President Donald Trump said Monday he's in no rush to respond to a coordinated attack that hit Saudi Arabia's oil industry over the weekend.Marketsread more
The price of oil could go sharply higher, depending on the duration of the disruption at Saudi oil facilities and whether there is a military response.Powering the Futureread more
Energy stocks, one of the worst-performing sectors this year, spiked Monday after an attack on Saudi Arabia's heart of oil production Saturday sent oil prices soaring.Marketsread more
The Saudi-led military coalition battling Yemen's Houthi movement said on Monday that the attack on Saudi oil plants was carried out by Iranian weapons and did not originate...Oilread more
After a series of setbacks on the road to an initial public offering, the parent company of real estate start-up WeWork is delaying the move, sources told CNBC Monday.Technologyread more
"The United States military, with our interagency team, is working with our partners to address this unprecedented attack and defend the international rules-based order that...Politicsread more

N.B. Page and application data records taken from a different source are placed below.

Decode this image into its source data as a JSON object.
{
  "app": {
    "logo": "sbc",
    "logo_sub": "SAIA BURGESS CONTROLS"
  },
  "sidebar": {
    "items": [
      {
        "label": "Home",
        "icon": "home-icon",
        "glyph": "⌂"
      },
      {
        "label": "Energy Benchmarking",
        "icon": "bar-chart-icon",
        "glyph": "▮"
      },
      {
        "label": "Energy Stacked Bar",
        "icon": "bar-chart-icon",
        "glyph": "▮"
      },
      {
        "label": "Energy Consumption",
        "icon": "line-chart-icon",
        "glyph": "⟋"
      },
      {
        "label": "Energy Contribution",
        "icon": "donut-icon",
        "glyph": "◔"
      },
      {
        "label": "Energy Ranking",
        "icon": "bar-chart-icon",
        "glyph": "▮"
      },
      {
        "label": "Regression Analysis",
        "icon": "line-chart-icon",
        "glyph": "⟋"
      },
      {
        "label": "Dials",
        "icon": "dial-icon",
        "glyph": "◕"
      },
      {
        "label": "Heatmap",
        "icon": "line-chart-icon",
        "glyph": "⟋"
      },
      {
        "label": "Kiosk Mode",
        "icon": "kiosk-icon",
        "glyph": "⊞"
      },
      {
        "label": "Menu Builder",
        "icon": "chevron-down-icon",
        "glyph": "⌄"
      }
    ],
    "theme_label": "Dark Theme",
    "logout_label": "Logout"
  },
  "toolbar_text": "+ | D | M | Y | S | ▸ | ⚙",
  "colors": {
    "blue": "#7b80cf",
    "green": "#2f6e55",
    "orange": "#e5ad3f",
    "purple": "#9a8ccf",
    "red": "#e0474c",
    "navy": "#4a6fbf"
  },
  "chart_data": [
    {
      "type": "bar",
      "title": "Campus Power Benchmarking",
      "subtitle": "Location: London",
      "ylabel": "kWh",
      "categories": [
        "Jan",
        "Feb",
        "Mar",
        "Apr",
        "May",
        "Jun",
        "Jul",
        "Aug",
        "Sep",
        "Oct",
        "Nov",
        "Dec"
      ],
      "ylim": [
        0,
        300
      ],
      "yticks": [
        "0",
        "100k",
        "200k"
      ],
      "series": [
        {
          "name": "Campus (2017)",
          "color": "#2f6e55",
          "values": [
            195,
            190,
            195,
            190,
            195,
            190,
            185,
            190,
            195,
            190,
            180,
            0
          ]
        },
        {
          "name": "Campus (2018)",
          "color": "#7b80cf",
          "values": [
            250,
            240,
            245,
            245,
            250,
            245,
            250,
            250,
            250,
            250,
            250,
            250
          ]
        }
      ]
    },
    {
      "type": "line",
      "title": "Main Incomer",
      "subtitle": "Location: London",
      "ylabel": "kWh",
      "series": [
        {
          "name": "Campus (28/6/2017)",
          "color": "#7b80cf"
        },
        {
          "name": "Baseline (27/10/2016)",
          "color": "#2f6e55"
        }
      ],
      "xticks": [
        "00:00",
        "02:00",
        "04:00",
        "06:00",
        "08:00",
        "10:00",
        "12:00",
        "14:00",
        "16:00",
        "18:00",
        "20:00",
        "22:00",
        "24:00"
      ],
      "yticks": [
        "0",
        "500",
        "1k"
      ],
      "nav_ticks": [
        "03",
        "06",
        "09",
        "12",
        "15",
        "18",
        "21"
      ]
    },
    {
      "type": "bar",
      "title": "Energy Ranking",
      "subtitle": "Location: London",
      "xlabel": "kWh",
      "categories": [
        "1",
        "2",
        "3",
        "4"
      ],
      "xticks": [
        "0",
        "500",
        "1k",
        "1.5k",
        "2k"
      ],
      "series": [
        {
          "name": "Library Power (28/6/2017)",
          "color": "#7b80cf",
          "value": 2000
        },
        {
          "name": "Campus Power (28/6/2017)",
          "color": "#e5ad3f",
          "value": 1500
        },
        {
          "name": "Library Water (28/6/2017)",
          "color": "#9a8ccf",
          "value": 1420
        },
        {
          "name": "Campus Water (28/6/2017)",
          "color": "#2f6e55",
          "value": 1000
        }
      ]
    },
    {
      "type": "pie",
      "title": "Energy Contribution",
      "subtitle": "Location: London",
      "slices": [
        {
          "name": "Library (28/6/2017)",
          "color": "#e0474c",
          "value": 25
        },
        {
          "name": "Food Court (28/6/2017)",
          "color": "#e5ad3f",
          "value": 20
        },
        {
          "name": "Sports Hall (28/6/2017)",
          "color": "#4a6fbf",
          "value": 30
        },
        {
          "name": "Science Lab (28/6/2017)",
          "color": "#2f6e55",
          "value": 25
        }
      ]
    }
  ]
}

Crude oil's spike following attacks on Saudi Arabia's energy supply has experts weighing whether or not the gains will last.ETF Edgeread more
"In the old days, the averages would've plunged on this kind of oil shock. I know because I've lived through a bunch of them, starting in 1973," Jim Cramer says.Mad Money with Jim Cramerread more
Traders in the fed funds futures market on Monday were pricing in a 34% chance that the Fed will stay put on rates.The Fedread more
The meeting comes amid months of stalled trade talks between Washington and New Delhi, resulting in both sides taking retaliatory measures.Asia Politicsread more
Gas prices could rise by about 20 cents per gallon "starting tomorrow," oil analyst Andy Lipow says Monday.Oil and Gasread more
Consumer Reports has a serious problem with those falcon-wing doors.
The group, which once said a Tesla car was so good it broke their ratings system, has ranked Tesla 25th out of 29 auto brands in its 2016 Annual Auto Reliability Survey.
Tesla's new Model X crossover — and its signature falcon-wing doors — weighed heavily on the decision.
"The Model X launched with abundant problems, including frequent malfunctions of the falcon-wing doors, water leaks, and infotainment and climate-control system problems," noted a release from Consumer Reports."
In a comment to CNBC, Consumer Reports' Director of Automotive Testing Jake Fisher said, "The Model X out of the gate is very problematic. A lot of the problems have to do with the complex doors. The falcon-wing doors are kind of an accident waiting to happen."
A Tesla representative sent a comment to CNBC, saying the company is "committed to making the world's most reliable cars.The amount of issues we've addressed with Model X has fallen by 92% in the last 12 months, a reflection of our ability to make continuous improvements and react quickly. This commitment is one of the reasons why Tesla won AutoPacific's highest vehicle satisfaction award in 2016."
Tesla has earned praised from Consumer Reports before. One version of the Model S, the P85D, earned the highest score possible, performing better on the group's tests than any other car before it. Even at that time, however, Consumer Reports expressed concerns about the Model S's reliability.
"What seems to hurt Tesla is just this obsession with adding these surprise and delight features," Fisher said, in an interview with CNBC. While the Model S and the Model X are built on the same platform, the Model X has so much more "technology, and gizmos and mechanisms and power equipment" that raised red flags, he said.
However, the Model S gained this year, improving to an average reliability rating, and earning Consumer Reports' recommendation.
—CNBC's Phil LeBeau contributed to this report